Touch Everything, Key Every Attribute
While creating your initial extremes you should key all attributes of your character. If you don't later in the process the software will inbetween some elements differently than others giving you very unpredictable results. Keying all attributes establishes what position you want all elements of you character to have relative to each other for that one pose.
The default position for most hands on 3D rigs is usually flat, like a pancake. Its unappealing and leaving such details untouched on the first pass doesn't save you any time in the animation process.
You should define the pose of your character down to the finger tips.
Create a relaxed pose for the hand early in the process.
Posing the hands and fingers into to something that resembles a natural pose will speed up the process of creating such details for pose created later.

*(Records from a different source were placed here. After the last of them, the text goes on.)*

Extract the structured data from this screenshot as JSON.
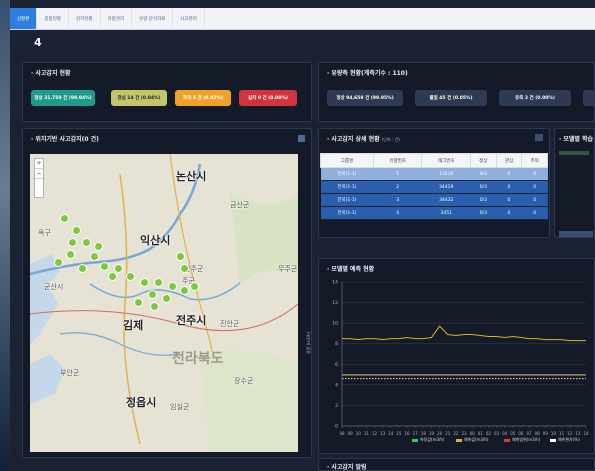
{
  "tabs": [
    {
      "label": "상황판",
      "active": true
    },
    {
      "label": "종합현황",
      "active": false
    },
    {
      "label": "감지현황",
      "active": false
    },
    {
      "label": "유량관리",
      "active": false
    },
    {
      "label": "유량 분석자료",
      "active": false
    },
    {
      "label": "사고관리",
      "active": false
    }
  ],
  "page_number": "4",
  "accident": {
    "title": "· 사고감지 현황",
    "badges": [
      {
        "label": "정상 31,750 건 (99.94%)",
        "color": "#1f9a8b"
      },
      {
        "label": "관심 14 건 (0.04%)",
        "color": "#c2c56a"
      },
      {
        "label": "주의 5 건 (0.02%)",
        "color": "#f0a227"
      },
      {
        "label": "심각 0 건 (0.00%)",
        "color": "#d0353b"
      }
    ]
  },
  "flow": {
    "title": "· 유량측 현황(계측기수 : 110)",
    "badges": [
      {
        "label": "정상 94,658 건 (99.95%)"
      },
      {
        "label": "불일 45 건 (0.05%)"
      },
      {
        "label": "유측 2 건 (0.00%)"
      }
    ]
  },
  "map": {
    "title": "· 위치기반 사고감지(0 건)",
    "labels": [
      {
        "text": "논산시",
        "kind": "normal"
      },
      {
        "text": "익산시",
        "kind": "normal"
      },
      {
        "text": "김제",
        "kind": "normal"
      },
      {
        "text": "전주시",
        "kind": "normal"
      },
      {
        "text": "정읍시",
        "kind": "normal"
      },
      {
        "text": "전라북도",
        "kind": "big"
      },
      {
        "text": "금산군",
        "kind": "sm"
      },
      {
        "text": "진안군",
        "kind": "sm"
      },
      {
        "text": "완주군",
        "kind": "sm"
      },
      {
        "text": "무주군",
        "kind": "sm"
      },
      {
        "text": "장수군",
        "kind": "sm"
      },
      {
        "text": "임실군",
        "kind": "sm"
      },
      {
        "text": "부안군",
        "kind": "sm"
      },
      {
        "text": "군산시",
        "kind": "sm"
      },
      {
        "text": "주군",
        "kind": "sm"
      },
      {
        "text": "옥구",
        "kind": "sm"
      }
    ],
    "zoom_in": "+",
    "zoom_out": "−"
  },
  "detail": {
    "title": "· 사고감지 상세 현황",
    "subtitle": "(단위 : 건)",
    "columns": [
      "그룹명",
      "유량번호",
      "태그번호",
      "정상",
      "관심",
      "주의"
    ],
    "rows": [
      [
        "전북(1-1)",
        "1",
        "13510",
        "0/3",
        "0",
        "0"
      ],
      [
        "전북(1-1)",
        "2",
        "34419",
        "0/3",
        "0",
        "0"
      ],
      [
        "전북(1-1)",
        "3",
        "34432",
        "0/3",
        "0",
        "0"
      ],
      [
        "전북(1-1)",
        "4",
        "3451",
        "0/3",
        "0",
        "0"
      ]
    ]
  },
  "model_study": {
    "title": "· 모델별 학습"
  },
  "prediction": {
    "title": "· 모델별 예측 현황",
    "ylabel": "유량 (m3/h)",
    "legend": [
      "측정값(m3/h)",
      "예측값(m3/h)",
      "예측범위(m3/h)",
      "예측편차(%)"
    ]
  },
  "bottom": {
    "title": "· 사고감지 알림"
  },
  "chart_data": {
    "type": "line",
    "title": "",
    "xlabel": "",
    "ylabel": "유량 (m3/h)",
    "ylim": [
      0,
      14
    ],
    "yticks": [
      0,
      2,
      4,
      6,
      8,
      10,
      12,
      14
    ],
    "x": [
      "08",
      "09",
      "10",
      "11",
      "12",
      "13",
      "14",
      "15",
      "16",
      "17",
      "18",
      "19",
      "20",
      "21",
      "22",
      "23",
      "00",
      "01",
      "02",
      "03",
      "04",
      "05",
      "06",
      "07",
      "08",
      "09",
      "10",
      "11",
      "12",
      "13",
      "14"
    ],
    "series": [
      {
        "name": "측정값(m3/h)",
        "color": "#e0b020",
        "values": [
          8.5,
          8.5,
          8.4,
          8.5,
          8.5,
          8.4,
          8.5,
          8.5,
          8.6,
          8.5,
          8.5,
          8.6,
          9.7,
          8.9,
          8.8,
          8.9,
          8.9,
          8.8,
          8.7,
          8.7,
          8.6,
          8.7,
          8.6,
          8.5,
          8.5,
          8.4,
          8.4,
          8.4,
          8.3,
          8.3,
          8.3
        ]
      },
      {
        "name": "예측값(m3/h)",
        "color": "#39c46a",
        "values": [
          5.0,
          5.0,
          5.0,
          5.0,
          5.0,
          5.0,
          5.0,
          5.0,
          5.0,
          5.0,
          5.0,
          5.0,
          5.0,
          5.0,
          5.0,
          5.0,
          5.0,
          5.0,
          5.0,
          5.0,
          5.0,
          5.0,
          5.0,
          5.0,
          5.0,
          5.0,
          5.0,
          5.0,
          5.0,
          5.0,
          5.0
        ]
      },
      {
        "name": "예측범위(m3/h)",
        "color": "#e23a3a",
        "values": [
          4.9,
          4.9,
          4.9,
          4.9,
          4.9,
          4.9,
          4.9,
          4.9,
          4.9,
          4.9,
          4.9,
          4.9,
          4.9,
          4.9,
          4.9,
          4.9,
          4.9,
          4.9,
          4.9,
          4.9,
          4.9,
          4.9,
          4.9,
          4.9,
          4.9,
          4.9,
          4.9,
          4.9,
          4.9,
          4.9,
          4.9
        ]
      },
      {
        "name": "예측편차(%)",
        "color": "#ffffff",
        "values": [
          4.6,
          4.6,
          4.6,
          4.6,
          4.6,
          4.6,
          4.6,
          4.6,
          4.6,
          4.6,
          4.6,
          4.6,
          4.6,
          4.6,
          4.6,
          4.6,
          4.6,
          4.6,
          4.6,
          4.6,
          4.6,
          4.6,
          4.6,
          4.6,
          4.6,
          4.6,
          4.6,
          4.6,
          4.6,
          4.6,
          4.6
        ]
      }
    ],
    "grid": true,
    "legend": "bottom-right"
  }
}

Your process in 3D animation has to eliminate opportunities for the software to create movement or poses without you. Learn how your rig is setup and use its structure to key all elements simultaneously. The Geek rig for instance is setup to have a single node called "Geek_CTRL" that drives virtually every other attribute on the rig. Keying all requires that you pay attention to what position exists for each element, lest you allow the rigs default (stiff/rigid) positions to define your work.

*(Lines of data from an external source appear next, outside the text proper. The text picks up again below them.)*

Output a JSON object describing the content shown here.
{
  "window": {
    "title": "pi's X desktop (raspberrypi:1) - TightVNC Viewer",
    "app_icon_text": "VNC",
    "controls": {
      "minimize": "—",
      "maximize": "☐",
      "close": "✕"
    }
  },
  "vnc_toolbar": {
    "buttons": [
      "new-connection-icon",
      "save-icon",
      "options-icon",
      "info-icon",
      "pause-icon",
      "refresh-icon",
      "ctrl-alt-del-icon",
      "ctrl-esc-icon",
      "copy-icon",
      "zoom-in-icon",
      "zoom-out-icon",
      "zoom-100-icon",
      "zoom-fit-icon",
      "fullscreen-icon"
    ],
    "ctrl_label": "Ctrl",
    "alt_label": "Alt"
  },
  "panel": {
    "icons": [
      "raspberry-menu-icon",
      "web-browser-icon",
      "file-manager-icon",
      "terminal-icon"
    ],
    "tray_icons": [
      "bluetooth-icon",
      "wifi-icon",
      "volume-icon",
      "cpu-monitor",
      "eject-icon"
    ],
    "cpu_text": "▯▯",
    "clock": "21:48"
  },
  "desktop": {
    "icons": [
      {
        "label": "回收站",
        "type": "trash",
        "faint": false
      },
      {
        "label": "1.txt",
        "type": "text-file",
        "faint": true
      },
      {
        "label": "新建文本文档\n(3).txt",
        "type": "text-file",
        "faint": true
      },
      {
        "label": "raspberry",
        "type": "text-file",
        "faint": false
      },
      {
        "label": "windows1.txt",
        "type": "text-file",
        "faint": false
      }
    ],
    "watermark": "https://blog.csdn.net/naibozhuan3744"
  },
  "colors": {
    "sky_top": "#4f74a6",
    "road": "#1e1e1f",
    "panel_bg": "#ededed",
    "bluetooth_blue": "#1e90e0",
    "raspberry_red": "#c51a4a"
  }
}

Build Overlapping Action into Your Poses
You will want all forms in your character to appear flexible. Flexibility can be a challenge to create in animation and especially in 3D. An important element of overlapping action in a walk cycle is the difference between the arms and legs. While the legs reach an extreme at the contact pose, the arms don't. They will reach an extreme in their swing on the down pose which we will create later.
Fingers and hands should drag behind the movement of the arms.

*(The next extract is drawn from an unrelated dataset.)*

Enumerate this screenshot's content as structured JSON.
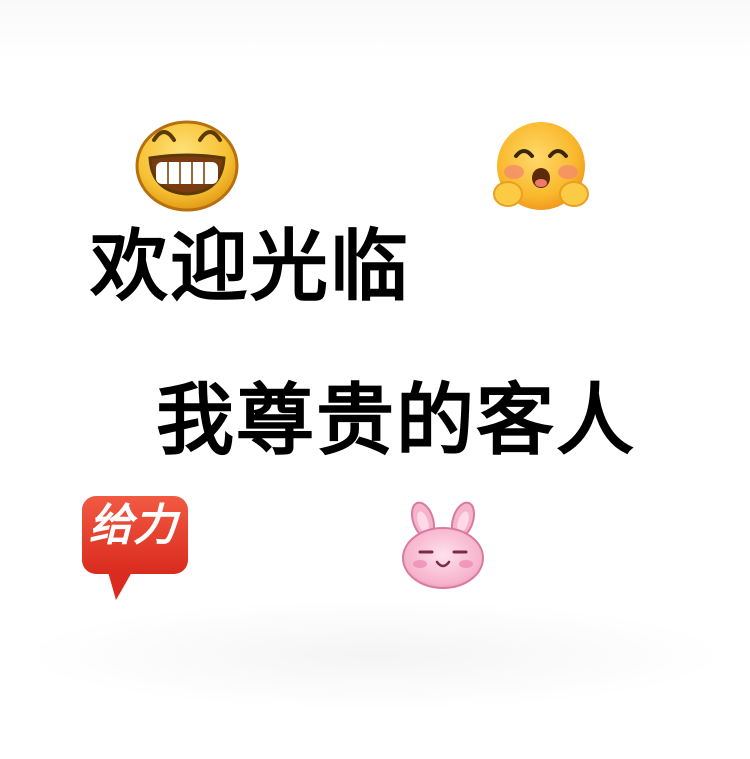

One primary way to make a character appear flexible is through overlapping action and "drag".
A very small amount of change in finger positions can ad life to your walk.
Drag is a term used to describe how some smaller elements resist, or stay behind the larger movement... they get dragged along, so speak.
Feet can demonstrate drag as well.
Most often drag shows up in the extremities of the character: hands, toes, and head, etc. although it can also influence the center or core of the character as well. Later installments on this subject will demonstrate some of this.
Things to Avoid in Your First Pass
1. Front knee bent on the contact pose.
2. Large, awkward, and unnatural gait.
3. Perfectly vertical line of action.
4. Stiff and lifeless torso.
5. Straight arms, flat feet, and toes.
6. Default, stiff, and flat pose for hands and fingers.
7. Extremes for arms on same frame as for feet.
8. Rushing this first pass.
Conclusion to Part 1
Basic Walk Cycle: Part 1 from Erik Westlund on Vimeo.
Here is a simple example of the contact poses from several angles after they were timed out for 2 steps per second which is an average, "business-like" walk.
If you actually read Richard Williams' book you will learn a lot more than walk cycles. He explains how such fundamental concepts as timing and spacing affect everything. He also explains priorities, as in what to start working on now, what to leave until later. If you want to get going in animation, read his book. I tell students to sleep with it under a pillow. It gets a laugh, but also makes the point that there is a lot of information to absorb from his text.
Oh, and like a skilled musician, practice your "scales". I tell them than too.
If you are just curious about this subject and want more right now, check out some excellent alternative explanations for creating walk cycles:
Dermot O' Connor
Greg Kyle by way of Shawn Hull
UPDATE [03.01.10]: Or purchase the newly revised edition of Richard Williams' manual at Amazon. For those who truly love geeking out on this stuff Richard Williams has animated the entire text. Check out this nifty little line test of the cover art being brought to life.
Part 2 is now available. Jump to part 2 in this series ->